Ben Carson charged on Tuesday that Ted Cruz needs to fire campaign staffers for falsely telling Iowa caucusgoers to support the Texas senator because the retired neurosurgeon was planning on quitting the race.
“If Ted Cruz doesn’t know about this, then he clearly needs to very quickly get rid of some people in his organization,” Carson said on Fox News’ “Fox and Friends.” “And if he does know about it, isn’t this the exact kind of thing that the American people are tired of? Why would we want to continue with that kind of shenanigan?”
“If he did know about it, he needs to come out and admit what he did and try to offer a solution,” Carson added.
Cruz issued an apology to Carson later on Tuesday calling the incident a “mistake.”
Cruz said in a statement Tuesday that his campaign staff saw a CNN report that Carson was dropping out, although CNN had not characterized Carson’s actions that way.
“Last night when our political team saw the CNN post saying that Dr. Carson was not carrying on to New Hampshire and South Carolina, our campaign updated grassroots leaders just as we would with any breaking news story,” Cruz said in a statement first shared with CNN. “That’s fair game. What the team then should have done was send around the follow-up statement from the Carson campaign clarifying that he was indeed staying in the race when that came out.”
The Cruz campaign had seized on the news late Monday that Carson would not travel directly from Iowa to New Hampshire or South Carolina, and incorrectly suggested to precinct captains it was a sign that he would be dropping out of the race while the caucus was still in progress.
Cruz Iowa staffer Spence Rogers sent precinct captains an email during the caucus hinting that Carson planned to leave the race, despite the fact that Carson’s campaign said he would continue.
“Breaking News. The press is reporting that Dr. Ben Carson is taking time off from the campaign trail after Iowa and making a big announcement next week,” the email, acquired by CNN, read. “Please inform any Carson caucus goers of this news and urge them to caucus for Ted Cruz.”
Meanwhile, Cruz surrogate Iowa Rep. Steve King told followers on Twitter that “Carson looks like he is out.”
Carson told Fox News that his wife, Candy, was left to correct the Cruz campaign’s misinformation at one event.
“She spoke at one of the caucus sites and before she got there one of the Cruz people had again disseminated that information to the crowd,” he said. “And one of the organizers told her ‘I’m so glad you’re here, so you could set the record straight.’ And she did and we actually won in that precinct.”
Carson’s campaign was furious when they first learned of the tactic, and Carson decried it as a “dirty trick” during remarks Monday night at a party with supporters in West Des Moines.
“This is really a dirty trick,” Carson said. “This makes me more determined than ever to keep going.”

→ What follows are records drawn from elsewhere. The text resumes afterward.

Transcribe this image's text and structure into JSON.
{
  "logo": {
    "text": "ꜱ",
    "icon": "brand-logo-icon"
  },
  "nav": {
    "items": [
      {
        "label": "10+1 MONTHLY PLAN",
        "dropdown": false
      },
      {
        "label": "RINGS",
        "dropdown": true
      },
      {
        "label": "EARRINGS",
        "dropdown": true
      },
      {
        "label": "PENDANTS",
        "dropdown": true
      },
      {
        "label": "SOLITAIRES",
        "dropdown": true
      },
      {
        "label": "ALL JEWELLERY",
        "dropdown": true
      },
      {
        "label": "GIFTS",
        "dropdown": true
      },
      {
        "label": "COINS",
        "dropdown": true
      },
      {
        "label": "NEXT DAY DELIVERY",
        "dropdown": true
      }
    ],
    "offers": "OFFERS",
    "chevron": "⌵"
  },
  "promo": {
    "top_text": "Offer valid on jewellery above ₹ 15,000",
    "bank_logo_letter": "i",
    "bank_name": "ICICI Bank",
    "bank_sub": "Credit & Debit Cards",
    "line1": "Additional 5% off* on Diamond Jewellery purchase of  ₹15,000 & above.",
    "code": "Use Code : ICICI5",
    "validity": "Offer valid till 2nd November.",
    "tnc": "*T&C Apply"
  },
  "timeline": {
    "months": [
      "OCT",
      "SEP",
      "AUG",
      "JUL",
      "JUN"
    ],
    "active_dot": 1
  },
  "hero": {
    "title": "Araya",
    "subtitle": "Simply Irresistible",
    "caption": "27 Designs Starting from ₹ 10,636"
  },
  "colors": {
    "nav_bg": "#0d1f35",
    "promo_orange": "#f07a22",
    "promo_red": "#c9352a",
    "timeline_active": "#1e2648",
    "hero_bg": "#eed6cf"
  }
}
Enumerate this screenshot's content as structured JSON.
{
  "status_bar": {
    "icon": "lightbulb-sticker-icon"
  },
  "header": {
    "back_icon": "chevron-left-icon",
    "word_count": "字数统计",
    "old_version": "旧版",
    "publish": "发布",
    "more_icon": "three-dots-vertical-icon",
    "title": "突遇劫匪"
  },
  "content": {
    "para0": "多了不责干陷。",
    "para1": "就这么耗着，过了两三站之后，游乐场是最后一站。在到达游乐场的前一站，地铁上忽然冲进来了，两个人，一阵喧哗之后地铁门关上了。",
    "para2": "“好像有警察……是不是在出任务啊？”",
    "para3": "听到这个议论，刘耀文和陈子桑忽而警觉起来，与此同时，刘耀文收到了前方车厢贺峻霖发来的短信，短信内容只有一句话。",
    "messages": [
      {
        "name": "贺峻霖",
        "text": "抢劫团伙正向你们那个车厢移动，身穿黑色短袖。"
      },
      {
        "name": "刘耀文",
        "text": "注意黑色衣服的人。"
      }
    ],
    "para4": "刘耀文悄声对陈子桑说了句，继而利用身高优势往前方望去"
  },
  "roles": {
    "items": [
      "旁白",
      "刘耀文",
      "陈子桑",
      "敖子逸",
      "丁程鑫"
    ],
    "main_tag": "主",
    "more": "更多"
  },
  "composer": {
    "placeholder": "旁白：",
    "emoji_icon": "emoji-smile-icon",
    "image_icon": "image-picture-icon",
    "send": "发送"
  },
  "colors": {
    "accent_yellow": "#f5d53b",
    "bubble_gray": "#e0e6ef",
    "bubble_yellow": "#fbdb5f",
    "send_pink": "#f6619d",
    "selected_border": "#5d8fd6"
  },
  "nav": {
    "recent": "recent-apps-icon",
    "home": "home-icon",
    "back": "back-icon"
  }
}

Cruz’s campaign defended the Rogers message to the precinct captains.
“Carson said he was taking time off to go home. We simply repeated what he said,” Cruz spokeswoman Catherine Frazier said Monday. “Our email simply stated the facts.”
When asked what the “big announcement” mentioned in the email referred to, Frazier did not respond.
Carson will go home to Florida following the Iowa caucuses instead of flying directly to early-voting states New Hampshire and South Carolina, regardless of what happens in the first-in-the-nation voting state, so he can “get a fresh set of clothes,” his campaign said Monday.
Larry Ross, a spokesman for Carson, insisted in a statement that the retired neurosurgeon “is not suspending his presidential campaign, which is stronger than ever.”
“After spending 18 consecutive days on the campaign trail, Dr. Carson needs to go home and get a fresh set of clothes,” Ross said. “He will be departing Des Moines later tonight to avoid the snow storm and will be back on the trail Wednesday. We look forward to tonight’s caucus results and to meaningful debates in New Hampshire and South Carolina.”
Campaign manager Ed Brookover characterized the break as a “deep breath” after Iowa.
Carson will remain in Florida until he travels to the Washington, D.C., area for meetings on Wednesday. He’ll attend the National Prayer Breakfast on Thursday, and then he’ll head to North Carolina for a fundraiser and New Hampshire for Saturday’s Republican debate.
Despite the unusual travel plan, Carson projected confidence as voters packed caucus sites across the Hawkeye State, telling CNN’s Wolf Blitzer earlier on Monday that he believes there is “a very strong chance” he’ll finish among the top three candidates.
“The people who support me are extremely enthusiastic,” Carson said, suggesting pollsters have underestimated his backing.
Carson told Blitzer he would reassess his campaign no matter where he finished in Iowa.